--- MATERIAL TO PROCESS ---
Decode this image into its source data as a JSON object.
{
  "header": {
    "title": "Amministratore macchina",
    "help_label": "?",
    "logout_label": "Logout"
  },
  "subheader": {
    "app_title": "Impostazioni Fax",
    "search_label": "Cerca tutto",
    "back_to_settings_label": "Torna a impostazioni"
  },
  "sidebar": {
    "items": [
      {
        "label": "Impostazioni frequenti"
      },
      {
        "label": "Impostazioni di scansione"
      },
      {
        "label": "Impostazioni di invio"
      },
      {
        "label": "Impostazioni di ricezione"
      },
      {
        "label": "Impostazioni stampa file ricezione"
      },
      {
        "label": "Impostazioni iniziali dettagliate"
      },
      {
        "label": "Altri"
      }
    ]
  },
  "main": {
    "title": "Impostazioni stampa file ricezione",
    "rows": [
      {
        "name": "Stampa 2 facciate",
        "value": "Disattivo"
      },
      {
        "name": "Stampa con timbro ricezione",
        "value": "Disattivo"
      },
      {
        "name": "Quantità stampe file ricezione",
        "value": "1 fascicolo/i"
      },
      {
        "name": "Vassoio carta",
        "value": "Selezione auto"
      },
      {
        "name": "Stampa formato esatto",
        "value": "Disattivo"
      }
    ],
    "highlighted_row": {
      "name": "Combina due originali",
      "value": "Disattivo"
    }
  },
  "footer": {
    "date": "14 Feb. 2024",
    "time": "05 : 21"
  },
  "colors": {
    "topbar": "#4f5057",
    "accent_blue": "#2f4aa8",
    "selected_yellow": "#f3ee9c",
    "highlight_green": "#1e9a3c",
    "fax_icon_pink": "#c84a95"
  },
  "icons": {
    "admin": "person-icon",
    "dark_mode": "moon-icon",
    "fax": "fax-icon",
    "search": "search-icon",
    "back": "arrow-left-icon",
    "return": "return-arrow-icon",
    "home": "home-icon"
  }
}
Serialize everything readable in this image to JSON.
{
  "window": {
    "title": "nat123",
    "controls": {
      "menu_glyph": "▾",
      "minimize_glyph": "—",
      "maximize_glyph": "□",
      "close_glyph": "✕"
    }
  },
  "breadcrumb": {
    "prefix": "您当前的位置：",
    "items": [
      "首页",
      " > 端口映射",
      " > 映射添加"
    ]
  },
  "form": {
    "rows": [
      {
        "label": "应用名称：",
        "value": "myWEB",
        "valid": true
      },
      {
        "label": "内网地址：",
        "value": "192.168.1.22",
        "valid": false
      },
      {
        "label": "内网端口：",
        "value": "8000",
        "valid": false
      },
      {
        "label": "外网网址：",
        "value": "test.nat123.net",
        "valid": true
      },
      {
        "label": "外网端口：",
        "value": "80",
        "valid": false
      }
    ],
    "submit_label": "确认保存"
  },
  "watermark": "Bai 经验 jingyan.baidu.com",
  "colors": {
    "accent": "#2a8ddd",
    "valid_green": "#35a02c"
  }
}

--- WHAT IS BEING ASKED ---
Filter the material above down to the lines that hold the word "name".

--- TASK OUTPUT ---
        "name": "Stampa 2 facciate",
        "name": "Stampa con timbro ricezione",
        "name": "Quantità stampe file ricezione",
        "name": "Vassoio carta",
        "name": "Stampa formato esatto",
      "name": "Combina due originali",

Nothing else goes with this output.